Finally, we assign the output wire ss0 to the correct segment value.

Right now, we have created the desired Verilog code to perform the function we like. However, we will need a way to run and test it in the simulation environment prior to implement as ASIC or FPGA. These parts will be covered in the article: Hello Verilog: Simulation.

The complete code is as follow:

  module hello (ss0, pb);

input [20:0] pb;
output [7:0] ss0;

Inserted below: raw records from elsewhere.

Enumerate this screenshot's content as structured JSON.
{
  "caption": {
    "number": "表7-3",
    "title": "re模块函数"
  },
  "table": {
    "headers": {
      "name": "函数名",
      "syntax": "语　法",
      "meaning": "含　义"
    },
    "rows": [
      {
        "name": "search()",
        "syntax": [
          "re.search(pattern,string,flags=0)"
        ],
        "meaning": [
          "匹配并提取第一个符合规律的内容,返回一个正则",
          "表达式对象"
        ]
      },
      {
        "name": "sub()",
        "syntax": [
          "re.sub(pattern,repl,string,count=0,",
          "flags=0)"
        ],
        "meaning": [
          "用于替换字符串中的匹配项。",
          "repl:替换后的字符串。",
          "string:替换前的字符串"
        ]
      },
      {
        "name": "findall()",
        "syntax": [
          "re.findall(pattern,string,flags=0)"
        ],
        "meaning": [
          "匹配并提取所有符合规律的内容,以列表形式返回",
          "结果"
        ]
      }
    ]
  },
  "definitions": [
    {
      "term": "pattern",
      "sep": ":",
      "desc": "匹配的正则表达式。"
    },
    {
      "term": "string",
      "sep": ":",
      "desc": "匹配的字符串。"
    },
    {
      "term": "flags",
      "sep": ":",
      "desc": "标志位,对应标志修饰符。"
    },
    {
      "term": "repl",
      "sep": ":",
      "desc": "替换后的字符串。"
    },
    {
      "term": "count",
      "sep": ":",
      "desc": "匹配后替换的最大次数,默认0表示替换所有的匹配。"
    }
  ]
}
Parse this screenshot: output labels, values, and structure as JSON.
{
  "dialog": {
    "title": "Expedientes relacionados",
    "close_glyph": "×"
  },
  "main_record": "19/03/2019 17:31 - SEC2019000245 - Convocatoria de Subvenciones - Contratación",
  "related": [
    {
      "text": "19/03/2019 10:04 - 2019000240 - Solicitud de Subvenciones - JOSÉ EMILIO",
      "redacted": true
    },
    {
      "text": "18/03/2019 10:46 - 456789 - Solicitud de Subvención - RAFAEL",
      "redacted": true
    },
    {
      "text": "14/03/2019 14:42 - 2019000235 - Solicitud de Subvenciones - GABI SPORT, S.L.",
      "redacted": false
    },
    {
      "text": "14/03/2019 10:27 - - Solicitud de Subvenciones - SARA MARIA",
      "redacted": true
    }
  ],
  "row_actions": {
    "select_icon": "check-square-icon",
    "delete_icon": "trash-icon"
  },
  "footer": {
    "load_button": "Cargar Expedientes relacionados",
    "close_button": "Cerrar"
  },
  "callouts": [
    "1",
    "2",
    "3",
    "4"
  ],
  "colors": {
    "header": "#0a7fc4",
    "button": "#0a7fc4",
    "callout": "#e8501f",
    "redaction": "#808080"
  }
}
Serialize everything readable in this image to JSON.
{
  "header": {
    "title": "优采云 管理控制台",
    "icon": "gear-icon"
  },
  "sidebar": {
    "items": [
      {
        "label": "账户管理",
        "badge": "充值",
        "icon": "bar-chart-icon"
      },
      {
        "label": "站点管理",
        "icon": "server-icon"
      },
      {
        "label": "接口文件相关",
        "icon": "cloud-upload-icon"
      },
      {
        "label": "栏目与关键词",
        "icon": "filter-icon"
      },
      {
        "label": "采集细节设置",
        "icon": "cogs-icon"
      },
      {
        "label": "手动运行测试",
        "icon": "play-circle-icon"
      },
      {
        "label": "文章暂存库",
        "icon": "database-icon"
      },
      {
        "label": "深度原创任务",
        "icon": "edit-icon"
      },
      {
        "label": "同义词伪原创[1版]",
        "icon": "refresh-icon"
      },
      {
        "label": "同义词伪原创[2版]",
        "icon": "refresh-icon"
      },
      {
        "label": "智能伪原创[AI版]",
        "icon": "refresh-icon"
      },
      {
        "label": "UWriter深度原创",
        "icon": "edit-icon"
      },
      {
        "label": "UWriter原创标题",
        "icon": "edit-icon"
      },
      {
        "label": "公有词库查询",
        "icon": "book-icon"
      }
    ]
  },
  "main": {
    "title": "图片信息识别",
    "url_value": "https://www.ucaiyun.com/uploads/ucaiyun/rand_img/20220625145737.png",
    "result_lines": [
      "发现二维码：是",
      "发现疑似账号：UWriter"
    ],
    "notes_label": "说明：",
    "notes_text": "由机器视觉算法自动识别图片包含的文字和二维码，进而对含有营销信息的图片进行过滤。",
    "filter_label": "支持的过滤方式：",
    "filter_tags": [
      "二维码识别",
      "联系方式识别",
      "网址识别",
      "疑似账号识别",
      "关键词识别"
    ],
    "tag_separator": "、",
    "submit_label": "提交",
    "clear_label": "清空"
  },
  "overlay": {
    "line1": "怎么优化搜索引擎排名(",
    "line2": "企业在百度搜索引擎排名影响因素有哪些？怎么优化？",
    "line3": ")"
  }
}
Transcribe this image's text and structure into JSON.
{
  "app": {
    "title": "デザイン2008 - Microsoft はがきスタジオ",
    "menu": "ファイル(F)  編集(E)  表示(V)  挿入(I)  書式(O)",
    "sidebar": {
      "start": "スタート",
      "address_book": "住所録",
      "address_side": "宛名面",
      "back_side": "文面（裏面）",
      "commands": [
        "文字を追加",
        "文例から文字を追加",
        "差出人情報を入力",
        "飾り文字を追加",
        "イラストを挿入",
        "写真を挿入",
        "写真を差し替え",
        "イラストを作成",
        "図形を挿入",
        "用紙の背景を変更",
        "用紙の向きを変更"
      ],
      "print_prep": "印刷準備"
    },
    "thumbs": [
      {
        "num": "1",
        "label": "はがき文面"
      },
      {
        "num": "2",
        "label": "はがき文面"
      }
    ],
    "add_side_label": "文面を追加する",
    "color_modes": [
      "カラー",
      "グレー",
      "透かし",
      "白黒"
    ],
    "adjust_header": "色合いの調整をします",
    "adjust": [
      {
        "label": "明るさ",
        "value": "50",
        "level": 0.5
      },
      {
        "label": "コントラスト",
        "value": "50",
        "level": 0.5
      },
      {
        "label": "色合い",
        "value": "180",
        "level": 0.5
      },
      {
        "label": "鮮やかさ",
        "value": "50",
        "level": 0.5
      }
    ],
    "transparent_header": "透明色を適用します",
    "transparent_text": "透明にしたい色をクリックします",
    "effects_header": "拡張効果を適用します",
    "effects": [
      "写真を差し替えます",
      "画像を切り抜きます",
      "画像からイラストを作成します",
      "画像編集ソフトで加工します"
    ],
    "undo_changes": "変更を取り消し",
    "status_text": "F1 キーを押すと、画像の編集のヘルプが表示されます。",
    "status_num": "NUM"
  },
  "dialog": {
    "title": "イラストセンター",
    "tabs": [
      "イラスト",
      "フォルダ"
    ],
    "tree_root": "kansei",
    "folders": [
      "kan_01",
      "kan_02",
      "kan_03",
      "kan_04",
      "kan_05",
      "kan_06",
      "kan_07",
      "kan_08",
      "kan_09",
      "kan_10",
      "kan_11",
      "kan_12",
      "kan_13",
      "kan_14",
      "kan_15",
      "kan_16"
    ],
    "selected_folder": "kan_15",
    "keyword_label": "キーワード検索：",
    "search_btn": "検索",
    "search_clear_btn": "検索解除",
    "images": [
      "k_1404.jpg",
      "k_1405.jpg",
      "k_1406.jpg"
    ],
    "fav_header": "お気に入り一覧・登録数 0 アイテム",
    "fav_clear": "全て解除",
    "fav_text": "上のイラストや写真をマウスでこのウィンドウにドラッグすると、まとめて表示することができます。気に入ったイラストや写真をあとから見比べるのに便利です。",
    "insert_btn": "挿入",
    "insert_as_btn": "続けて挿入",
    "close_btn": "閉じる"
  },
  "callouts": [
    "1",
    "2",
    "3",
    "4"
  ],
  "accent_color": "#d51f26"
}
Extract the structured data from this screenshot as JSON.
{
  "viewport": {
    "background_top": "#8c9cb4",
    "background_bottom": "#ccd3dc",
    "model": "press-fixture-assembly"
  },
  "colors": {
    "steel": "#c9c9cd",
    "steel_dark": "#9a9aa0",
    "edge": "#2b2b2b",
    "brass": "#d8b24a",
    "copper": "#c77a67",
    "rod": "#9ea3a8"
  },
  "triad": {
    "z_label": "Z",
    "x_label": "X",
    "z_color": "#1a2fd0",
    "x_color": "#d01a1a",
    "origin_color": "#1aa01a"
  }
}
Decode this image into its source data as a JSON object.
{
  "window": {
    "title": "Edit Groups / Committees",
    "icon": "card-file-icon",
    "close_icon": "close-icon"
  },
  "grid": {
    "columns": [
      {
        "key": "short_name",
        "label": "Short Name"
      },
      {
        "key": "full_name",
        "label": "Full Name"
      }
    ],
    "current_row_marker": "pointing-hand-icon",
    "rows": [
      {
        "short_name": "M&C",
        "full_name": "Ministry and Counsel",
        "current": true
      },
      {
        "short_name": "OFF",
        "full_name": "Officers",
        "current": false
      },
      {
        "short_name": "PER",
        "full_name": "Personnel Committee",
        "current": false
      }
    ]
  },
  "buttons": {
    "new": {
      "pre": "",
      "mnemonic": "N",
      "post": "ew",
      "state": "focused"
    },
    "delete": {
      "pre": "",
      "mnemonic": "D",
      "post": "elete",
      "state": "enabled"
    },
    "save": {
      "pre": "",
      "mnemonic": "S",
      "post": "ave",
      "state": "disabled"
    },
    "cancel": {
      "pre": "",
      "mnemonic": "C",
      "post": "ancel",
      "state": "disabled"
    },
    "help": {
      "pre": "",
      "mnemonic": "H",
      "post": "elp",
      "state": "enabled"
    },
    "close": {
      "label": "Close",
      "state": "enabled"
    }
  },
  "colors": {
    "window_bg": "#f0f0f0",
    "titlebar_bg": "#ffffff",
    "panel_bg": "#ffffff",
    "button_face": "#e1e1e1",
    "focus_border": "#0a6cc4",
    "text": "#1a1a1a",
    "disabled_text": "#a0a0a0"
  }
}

// Define constants
localparam blank = 8'b00000000;
localparam char0 = 8'b00111111;
localparam char1 = 8'b00000110;
localparam char2 = 8'b01011011;
localparam char3 = 8'b01001111;
localparam char4 = 8'b01100110;
localparam char5 = 8'b01101101;
localparam char6 = 8'b01111101;
localparam char7 = 8'b00000111;
localparam char8 = 8'b01111111;
localparam char9 = 8'b01101111;
localparam charA = 8'b01110111;
localparam charB = 8'b01111100;
localparam charC = 8'b00111001;
localparam charD = 8'b01011110;
localparam charE = 8'b01111001;
localparam charF = 8'b01110001;
localparam charG = 8'b01101111;
localparam charH = 8'b01110110;
localparam charI = 8'b00000100;
localparam charJ = 8'b00001110;
localparam charL = 8'b00111000;
localparam charN = 8'b01010100;
localparam charO = 8'b01011100;
localparam charP = 8'b01110011;
localparam charR = 8'b01010000;
localparam charS = 8'b01101101;
localparam charU = 8'b00111110;
localparam charY = 8'b01101110;

// Encoder
wire [4:0] encoded;
assign encoded = pb[0] == 1 ? 4'h0 :
pb[1] == 1 ? 4'h1 :
pb[2] == 1 ? 4'h2 :
pb[3] == 1 ? 4'h3 :
pb[4] == 1 ? 4'h4 :
pb[5] == 1 ? 4'h5 :
pb[6] == 1 ? 4'h6 :
pb[7] == 1 ? 4'h7 :
pb[8] == 1 ? 4'h8 :
pb[9] == 1 ? 4'h9 :
pb[10] == 1 ? 4'ha :
pb[11] == 1 ? 4'hb :
pb[12] == 1 ? 4'hc :
pb[13] == 1 ? 4'hd :
pb[14] == 1 ? 4'he :
pb[15] == 1 ? 4'hf :
5'b10000;

// Seven Segment Lookup table
wire [7:0] SEG [16:0];

assign SEG[5'b00000] = char0;
assign SEG[4'b0001] = char1;
assign SEG[4'b0010] = char2;
assign SEG[4'b0011] = char3;
assign SEG[4'b0100] = char4;
assign SEG[4'b0101] = char5;
assign SEG[4'b0110] = char6;
assign SEG[4'b0111] = char7;
assign SEG[4'b1000] = char8;
assign SEG[4'b1001] = char9;
assign SEG[4'b1010] = charA;
assign SEG[4'b1011] = charB;
assign SEG[4'b1100] = charC;
assign SEG[4'b1101] = charD;
assign SEG[4'b1110] = charE;
assign SEG[4'hf] = charF;
assign SEG[5'b10000] = blank;

assign ss0 = SEG[encoded];
endmodule